Data extract
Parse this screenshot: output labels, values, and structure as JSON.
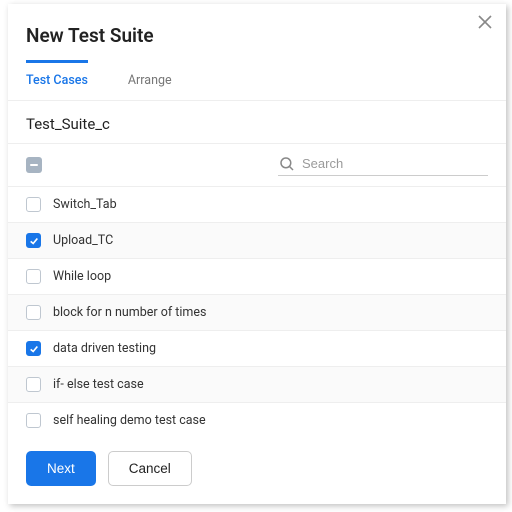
{
  "dialog": {
    "title": "New Test Suite",
    "tabs": [
      {
        "label": "Test Cases",
        "active": true
      },
      {
        "label": "Arrange",
        "active": false
      }
    ],
    "suite_name": "Test_Suite_c",
    "search": {
      "placeholder": "Search",
      "value": ""
    },
    "master_state": "indeterminate",
    "items": [
      {
        "label": "Switch_Tab",
        "checked": false
      },
      {
        "label": "Upload_TC",
        "checked": true
      },
      {
        "label": "While loop",
        "checked": false
      },
      {
        "label": "block for n number of times",
        "checked": false
      },
      {
        "label": "data driven testing",
        "checked": true
      },
      {
        "label": "if- else test case",
        "checked": false
      },
      {
        "label": "self healing demo test case",
        "checked": false
      }
    ],
    "footer": {
      "primary": "Next",
      "secondary": "Cancel"
    }
  }
}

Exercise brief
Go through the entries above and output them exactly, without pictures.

Response to this exercise
Parse this screenshot: output labels, values, and structure as JSON.
{
  "dialog": {
    "title": "New Test Suite",
    "tabs": [
      {
        "label": "Test Cases",
        "active": true
      },
      {
        "label": "Arrange",
        "active": false
      }
    ],
    "suite_name": "Test_Suite_c",
    "search": {
      "placeholder": "Search",
      "value": ""
    },
    "master_state": "indeterminate",
    "items": [
      {
        "label": "Switch_Tab",
        "checked": false
      },
      {
        "label": "Upload_TC",
        "checked": true
      },
      {
        "label": "While loop",
        "checked": false
      },
      {
        "label": "block for n number of times",
        "checked": false
      },
      {
        "label": "data driven testing",
        "checked": true
      },
      {
        "label": "if- else test case",
        "checked": false
      },
      {
        "label": "self healing demo test case",
        "checked": false
      }
    ],
    "footer": {
      "primary": "Next",
      "secondary": "Cancel"
    }
  }
}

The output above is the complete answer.